Generosity was Salinas's most talked-about quality. Canvass former players and coaches for Salinas stories, and the phrase you're most likely to hear is, "I don't know if this was legal, but ..." followed by a story of an act of compassion, invariably to a family who lived in a rough neighborhood like Houston's Fifth Ward. Salinas not only bought groceries for players; he also bought families refrigerators. He not only hired tutors for struggling kids; he also hired their lawyers during legal scrapes. He not only paid for eventual Auburn guard DeWayne Reed to go to night school in order to get NCAA-qualified; he also paid one of Select's volunteer coaches, who was in need of a job, to drive Reed to and from his classes. During AAU tournaments in Southern California, Salinas would give his kids $20 each and set them loose on the Santa Monica Pier. He bought some players their school clothes. Says former Gonzaga guard Demetri Goodson, who transferred to Baylor to play football this fall, "I looked up to David ever since I've known him."
When the news of Salinas's suicide and the financial scandal broke, though, these cherished relationships sparked suspicion. No NCAA bylaw prohibits university representatives from investing in ostensibly legitimate securities. But at least 10 Select players since 1997 have committed to schools that were employing a current or eventual Salinas bondholder.
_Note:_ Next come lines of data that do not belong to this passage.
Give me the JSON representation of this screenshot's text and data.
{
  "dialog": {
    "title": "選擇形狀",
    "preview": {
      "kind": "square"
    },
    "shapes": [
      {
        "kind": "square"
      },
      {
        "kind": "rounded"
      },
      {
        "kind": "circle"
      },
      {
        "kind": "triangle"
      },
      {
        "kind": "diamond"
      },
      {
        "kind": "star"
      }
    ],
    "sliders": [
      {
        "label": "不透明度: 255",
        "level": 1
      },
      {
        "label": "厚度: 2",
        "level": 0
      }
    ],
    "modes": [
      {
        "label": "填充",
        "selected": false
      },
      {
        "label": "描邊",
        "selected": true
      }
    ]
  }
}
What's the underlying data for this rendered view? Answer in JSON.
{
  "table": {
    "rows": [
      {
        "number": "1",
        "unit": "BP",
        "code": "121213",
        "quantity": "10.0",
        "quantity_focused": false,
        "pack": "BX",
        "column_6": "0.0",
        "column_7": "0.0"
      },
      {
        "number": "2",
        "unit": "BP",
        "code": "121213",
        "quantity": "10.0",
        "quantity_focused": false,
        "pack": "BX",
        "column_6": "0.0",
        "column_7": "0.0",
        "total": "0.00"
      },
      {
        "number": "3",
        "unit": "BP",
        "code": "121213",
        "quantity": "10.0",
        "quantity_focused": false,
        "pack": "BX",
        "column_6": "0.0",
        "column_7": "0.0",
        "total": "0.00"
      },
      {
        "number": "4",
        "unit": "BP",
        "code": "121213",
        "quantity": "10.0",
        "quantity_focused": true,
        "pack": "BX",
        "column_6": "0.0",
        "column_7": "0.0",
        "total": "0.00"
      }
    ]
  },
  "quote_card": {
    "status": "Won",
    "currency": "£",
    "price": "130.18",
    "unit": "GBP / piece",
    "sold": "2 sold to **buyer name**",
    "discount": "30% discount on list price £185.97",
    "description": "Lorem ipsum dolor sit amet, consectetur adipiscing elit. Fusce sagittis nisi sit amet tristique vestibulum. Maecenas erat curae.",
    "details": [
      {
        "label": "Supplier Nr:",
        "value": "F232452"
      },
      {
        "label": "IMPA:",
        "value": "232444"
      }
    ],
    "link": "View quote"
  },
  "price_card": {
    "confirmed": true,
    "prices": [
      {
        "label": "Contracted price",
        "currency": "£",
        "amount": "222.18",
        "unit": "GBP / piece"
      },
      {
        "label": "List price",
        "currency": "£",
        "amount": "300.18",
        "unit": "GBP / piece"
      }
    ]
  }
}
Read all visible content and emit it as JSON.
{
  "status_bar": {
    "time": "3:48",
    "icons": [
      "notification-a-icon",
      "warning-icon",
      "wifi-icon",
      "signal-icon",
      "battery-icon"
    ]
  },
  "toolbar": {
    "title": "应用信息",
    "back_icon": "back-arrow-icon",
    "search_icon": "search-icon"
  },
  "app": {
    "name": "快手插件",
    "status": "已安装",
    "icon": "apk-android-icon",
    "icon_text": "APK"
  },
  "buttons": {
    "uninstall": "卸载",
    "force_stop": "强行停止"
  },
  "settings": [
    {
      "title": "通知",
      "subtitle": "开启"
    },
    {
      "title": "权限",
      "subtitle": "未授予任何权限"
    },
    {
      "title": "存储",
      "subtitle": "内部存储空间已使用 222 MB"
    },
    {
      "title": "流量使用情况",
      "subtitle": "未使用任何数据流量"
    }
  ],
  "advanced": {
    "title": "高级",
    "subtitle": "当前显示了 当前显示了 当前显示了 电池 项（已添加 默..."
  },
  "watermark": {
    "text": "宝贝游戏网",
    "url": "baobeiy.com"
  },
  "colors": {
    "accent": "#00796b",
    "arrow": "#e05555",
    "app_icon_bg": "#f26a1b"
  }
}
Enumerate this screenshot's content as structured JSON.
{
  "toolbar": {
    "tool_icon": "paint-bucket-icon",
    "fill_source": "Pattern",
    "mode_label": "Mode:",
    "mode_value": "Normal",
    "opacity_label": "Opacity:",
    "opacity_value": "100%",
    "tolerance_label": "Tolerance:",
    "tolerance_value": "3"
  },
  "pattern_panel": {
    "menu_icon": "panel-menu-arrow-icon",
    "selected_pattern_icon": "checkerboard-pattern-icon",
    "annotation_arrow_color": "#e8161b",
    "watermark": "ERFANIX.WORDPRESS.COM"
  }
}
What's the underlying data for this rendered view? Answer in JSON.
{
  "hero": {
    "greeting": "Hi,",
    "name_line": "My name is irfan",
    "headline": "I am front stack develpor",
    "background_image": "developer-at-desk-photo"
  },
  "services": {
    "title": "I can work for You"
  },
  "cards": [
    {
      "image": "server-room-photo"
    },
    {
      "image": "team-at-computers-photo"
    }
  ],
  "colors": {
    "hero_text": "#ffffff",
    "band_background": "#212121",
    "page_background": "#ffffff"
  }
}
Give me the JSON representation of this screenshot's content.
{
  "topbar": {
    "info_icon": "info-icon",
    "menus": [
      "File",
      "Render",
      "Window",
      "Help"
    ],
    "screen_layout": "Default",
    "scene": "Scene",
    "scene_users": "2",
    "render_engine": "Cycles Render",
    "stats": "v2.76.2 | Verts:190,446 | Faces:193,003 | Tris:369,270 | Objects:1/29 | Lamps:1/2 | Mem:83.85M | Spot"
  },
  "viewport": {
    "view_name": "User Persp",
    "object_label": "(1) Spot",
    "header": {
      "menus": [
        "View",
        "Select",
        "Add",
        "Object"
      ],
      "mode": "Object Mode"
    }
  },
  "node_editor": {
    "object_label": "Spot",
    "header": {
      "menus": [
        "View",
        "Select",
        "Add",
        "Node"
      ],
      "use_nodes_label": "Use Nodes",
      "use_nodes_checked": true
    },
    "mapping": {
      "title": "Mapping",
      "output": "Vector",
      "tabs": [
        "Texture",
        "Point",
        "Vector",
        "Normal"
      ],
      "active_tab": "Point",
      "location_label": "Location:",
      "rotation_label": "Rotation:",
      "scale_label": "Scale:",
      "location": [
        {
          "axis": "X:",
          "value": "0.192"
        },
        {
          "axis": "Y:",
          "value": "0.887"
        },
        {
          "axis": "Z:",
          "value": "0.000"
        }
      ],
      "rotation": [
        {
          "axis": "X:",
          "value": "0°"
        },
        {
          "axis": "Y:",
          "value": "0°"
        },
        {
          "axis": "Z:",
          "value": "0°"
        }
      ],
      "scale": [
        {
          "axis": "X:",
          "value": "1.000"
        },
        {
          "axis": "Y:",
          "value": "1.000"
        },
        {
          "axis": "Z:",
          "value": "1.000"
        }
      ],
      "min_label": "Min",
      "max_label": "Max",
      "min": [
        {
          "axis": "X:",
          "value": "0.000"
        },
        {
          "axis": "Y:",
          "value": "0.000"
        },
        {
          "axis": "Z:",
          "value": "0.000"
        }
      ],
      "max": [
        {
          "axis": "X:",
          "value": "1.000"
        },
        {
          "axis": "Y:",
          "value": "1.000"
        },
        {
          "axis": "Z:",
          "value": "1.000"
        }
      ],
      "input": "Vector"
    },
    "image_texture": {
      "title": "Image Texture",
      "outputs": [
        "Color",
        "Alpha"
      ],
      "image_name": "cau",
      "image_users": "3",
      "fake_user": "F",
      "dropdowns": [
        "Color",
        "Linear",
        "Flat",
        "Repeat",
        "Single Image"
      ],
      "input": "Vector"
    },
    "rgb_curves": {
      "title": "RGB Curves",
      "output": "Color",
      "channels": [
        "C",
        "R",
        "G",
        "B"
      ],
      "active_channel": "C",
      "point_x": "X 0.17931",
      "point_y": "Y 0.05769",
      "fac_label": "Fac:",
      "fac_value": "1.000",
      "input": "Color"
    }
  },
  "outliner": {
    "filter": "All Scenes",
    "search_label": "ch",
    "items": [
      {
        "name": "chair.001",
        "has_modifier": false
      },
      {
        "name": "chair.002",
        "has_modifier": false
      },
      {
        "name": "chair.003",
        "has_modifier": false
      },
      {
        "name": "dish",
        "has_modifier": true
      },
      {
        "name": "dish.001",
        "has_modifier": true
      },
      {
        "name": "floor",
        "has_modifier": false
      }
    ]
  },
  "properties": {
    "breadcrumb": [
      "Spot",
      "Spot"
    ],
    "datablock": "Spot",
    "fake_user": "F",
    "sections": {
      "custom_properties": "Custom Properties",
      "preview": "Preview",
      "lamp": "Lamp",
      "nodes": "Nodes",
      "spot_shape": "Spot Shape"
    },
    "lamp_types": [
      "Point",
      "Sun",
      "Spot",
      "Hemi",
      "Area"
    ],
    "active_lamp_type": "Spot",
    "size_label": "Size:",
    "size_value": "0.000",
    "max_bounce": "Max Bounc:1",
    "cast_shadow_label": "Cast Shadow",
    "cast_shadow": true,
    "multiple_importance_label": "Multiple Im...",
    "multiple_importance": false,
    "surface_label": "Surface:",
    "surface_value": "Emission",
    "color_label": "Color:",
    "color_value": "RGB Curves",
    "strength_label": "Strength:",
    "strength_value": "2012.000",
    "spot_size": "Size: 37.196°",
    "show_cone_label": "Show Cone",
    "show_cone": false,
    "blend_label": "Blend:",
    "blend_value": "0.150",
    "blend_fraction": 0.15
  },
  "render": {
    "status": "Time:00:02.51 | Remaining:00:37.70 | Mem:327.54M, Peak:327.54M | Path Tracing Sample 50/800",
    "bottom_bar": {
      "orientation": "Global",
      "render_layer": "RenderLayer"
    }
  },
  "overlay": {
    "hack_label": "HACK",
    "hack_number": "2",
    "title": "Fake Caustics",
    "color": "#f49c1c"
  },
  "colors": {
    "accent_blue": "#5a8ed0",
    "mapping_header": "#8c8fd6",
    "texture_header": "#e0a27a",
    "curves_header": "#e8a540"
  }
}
In the murky world of college recruiting, it could be perceived as a conflict of interest for an AAU manager to be investing money for coaches who could sign his team's players.